     Shortly after his move to Boston and Massachusetts General
Hospital in 1991, he published a paper in the journal, Cancer
Research, detailing the results of a study using seven women who had
cervical cancer. The team used small doses of radiation to lower
interstitial pressure in the women's tumors, along with the
application of therapeutic drugs. In four of the seven women, the
tumors were completely eradicated.
     Those results have led to a larger study. Jain and his team have
now tested 30 patients with cervical cancer. "We looked at the six-
month survival rate, and we're now looking at the two-year rate. We
will probably publish at the end of that period, in a year or so,"
Jain says.
     Jain will only say that the results are "very interesting"; he is
determined not to overstate the significance of his work.
     Jain, the person, like Jain, the scientist, doesn't overstate the
facts of his life, either. For example, when he was a boy in India and
he wanted to drop biology to study Sanskrit, he had to make up three
years of Sanskrit to take the course, and he did. And, despite his
aversion to the study of biology and the fact that he has never taken
a course in either biology or physiology, Jain read and absorbed in
one week the classic human physiology book given to him by his
doctoral professor at Delaware, James Wei, now dean of the School of
Engineering and Applied Science at Princeton University.
     Jain has received numerous honors, including a Research Career
Development Award in 1980 from the National Institutes of Health, a
Guggenheim Fellowship and a Humboldt Senior Scientist Award. Most
recently, he was awarded an $8.3 million, seven-year Outstanding
Investigator Grant from the National Cancer Institute.
     Despite his overload schedule at Massachusetts General, Harvard
and M.I.T., Jain manages to swim twice a week, listen to music,
indulge in fine dining and admire art. His tastes are eclectic. "I
could listen to Maria Callas for hours, but I also like the Grateful
     He met his wife, Janet, in Pittsburgh while he was attending

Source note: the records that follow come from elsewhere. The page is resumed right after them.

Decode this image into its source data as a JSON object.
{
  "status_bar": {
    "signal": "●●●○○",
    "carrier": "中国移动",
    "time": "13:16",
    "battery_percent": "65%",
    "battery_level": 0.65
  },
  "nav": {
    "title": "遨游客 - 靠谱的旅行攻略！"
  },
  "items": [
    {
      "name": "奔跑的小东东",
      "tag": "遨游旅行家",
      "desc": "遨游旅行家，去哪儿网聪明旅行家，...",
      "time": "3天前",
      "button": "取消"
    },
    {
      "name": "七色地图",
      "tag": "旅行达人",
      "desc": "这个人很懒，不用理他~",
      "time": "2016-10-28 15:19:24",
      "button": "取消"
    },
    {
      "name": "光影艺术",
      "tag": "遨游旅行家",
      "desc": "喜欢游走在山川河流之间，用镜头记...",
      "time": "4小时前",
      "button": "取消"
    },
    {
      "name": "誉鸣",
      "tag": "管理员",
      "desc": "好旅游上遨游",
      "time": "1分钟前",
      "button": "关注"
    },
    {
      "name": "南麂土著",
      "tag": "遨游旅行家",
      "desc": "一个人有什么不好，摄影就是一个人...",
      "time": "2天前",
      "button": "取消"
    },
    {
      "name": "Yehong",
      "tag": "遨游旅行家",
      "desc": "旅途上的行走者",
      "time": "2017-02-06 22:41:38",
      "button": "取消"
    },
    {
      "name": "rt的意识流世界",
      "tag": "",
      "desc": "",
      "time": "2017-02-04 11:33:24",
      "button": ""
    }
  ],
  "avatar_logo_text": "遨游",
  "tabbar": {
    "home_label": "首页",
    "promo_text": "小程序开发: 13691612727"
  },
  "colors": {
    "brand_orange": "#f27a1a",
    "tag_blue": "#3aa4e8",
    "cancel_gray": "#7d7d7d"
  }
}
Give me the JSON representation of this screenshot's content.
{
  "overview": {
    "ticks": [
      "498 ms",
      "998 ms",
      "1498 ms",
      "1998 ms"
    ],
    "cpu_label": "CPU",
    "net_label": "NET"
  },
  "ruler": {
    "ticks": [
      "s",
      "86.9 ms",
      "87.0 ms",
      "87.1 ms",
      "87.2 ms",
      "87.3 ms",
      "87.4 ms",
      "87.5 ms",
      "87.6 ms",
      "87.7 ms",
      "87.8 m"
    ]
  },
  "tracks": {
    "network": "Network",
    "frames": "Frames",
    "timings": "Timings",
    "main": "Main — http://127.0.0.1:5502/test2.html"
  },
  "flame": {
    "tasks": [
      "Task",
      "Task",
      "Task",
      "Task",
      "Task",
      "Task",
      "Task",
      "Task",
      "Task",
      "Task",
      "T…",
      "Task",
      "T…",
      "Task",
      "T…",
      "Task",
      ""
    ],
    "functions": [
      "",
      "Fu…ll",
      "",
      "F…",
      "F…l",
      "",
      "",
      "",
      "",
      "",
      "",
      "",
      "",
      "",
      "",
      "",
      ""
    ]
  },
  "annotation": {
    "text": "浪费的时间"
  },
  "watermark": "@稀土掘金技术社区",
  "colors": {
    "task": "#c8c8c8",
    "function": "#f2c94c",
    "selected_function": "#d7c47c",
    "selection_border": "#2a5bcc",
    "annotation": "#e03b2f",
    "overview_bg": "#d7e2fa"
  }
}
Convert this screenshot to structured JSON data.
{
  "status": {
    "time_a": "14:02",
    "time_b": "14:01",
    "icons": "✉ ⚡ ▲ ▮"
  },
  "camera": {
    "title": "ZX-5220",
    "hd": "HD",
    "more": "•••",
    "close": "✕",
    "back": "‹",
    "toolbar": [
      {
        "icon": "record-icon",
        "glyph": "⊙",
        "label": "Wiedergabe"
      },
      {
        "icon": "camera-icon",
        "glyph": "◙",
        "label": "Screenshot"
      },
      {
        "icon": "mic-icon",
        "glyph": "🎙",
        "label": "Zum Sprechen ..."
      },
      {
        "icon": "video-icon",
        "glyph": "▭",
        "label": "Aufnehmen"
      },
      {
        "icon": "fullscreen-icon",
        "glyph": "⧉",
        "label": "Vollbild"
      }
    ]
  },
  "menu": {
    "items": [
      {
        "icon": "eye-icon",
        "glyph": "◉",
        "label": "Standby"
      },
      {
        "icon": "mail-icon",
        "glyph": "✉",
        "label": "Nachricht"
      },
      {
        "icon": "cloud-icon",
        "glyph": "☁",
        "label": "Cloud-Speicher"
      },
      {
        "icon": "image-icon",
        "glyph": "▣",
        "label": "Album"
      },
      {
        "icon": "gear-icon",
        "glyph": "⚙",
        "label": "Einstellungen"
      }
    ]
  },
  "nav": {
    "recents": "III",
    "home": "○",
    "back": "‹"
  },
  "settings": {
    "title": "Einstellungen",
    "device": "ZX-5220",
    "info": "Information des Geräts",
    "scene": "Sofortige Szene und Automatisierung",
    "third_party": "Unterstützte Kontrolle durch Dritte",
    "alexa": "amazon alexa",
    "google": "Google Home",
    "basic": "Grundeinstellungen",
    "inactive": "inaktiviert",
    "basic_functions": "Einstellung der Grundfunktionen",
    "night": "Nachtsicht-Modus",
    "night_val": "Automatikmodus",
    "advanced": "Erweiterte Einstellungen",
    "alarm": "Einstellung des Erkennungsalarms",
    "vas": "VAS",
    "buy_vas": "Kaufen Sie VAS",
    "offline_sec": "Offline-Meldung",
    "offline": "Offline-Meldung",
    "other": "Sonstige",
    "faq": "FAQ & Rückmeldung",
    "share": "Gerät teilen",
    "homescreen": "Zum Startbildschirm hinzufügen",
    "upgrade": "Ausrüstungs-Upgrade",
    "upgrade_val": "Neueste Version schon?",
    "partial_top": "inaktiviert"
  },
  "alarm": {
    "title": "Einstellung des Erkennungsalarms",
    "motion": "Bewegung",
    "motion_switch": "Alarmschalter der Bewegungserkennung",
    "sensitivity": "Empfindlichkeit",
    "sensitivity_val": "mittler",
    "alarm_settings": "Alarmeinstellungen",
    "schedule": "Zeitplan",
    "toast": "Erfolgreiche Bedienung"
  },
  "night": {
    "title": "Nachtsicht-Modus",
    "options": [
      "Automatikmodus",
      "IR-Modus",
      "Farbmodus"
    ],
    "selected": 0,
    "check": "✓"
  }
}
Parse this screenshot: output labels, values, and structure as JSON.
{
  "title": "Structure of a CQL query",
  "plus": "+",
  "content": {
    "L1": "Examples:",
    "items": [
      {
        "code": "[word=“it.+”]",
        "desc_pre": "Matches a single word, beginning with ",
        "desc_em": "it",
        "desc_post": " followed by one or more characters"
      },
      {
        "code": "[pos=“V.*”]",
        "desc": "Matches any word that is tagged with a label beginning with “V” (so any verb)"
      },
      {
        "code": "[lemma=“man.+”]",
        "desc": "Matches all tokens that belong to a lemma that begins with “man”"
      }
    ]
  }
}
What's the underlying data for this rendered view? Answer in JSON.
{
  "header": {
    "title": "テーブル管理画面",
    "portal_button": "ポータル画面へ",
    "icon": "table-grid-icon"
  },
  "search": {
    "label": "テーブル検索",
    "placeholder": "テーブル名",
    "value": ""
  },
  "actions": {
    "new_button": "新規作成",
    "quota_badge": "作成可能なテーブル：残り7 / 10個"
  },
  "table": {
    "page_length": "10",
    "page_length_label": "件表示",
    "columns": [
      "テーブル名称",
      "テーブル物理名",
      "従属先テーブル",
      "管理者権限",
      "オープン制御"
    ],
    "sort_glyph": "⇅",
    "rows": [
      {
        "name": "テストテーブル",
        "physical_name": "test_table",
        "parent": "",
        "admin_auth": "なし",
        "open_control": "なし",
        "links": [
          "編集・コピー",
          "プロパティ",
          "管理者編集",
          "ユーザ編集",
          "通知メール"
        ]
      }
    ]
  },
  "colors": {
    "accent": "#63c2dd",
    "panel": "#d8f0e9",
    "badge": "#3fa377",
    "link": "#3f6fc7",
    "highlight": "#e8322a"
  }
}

theatre in the round. He spoke to her during intermission, and they
discovered they shared a love of cities and other cultures. Janet
teaches smoking cessation classes for the American Cancer Society.
     Jain speaks in superlatives of his time at the University of
Delaware. He came to the U.S. to study with UD chemical engineering
Prof. Morton M. Denn, now at the University of California-Berkeley,
the author of five textbooks, one of which Jain had read.
     He arrived in the United States with "only $50 in my pocket. One
of my professors helped me get my first month's stipend at the
beginning, rather than the end of the month, so I was able to survive.
I have very fond memories of Delaware," Jain recalls.
     When asked how he managed to continue his research even when most
of the medical community had no faith in it, he responds: "Hope-the
hope of finding a better way to deliver cancer-fighting drugs, of
building a bridge between the test tube and the patient, the lab bench
and the bedside."
                                                     -Barbara Garrison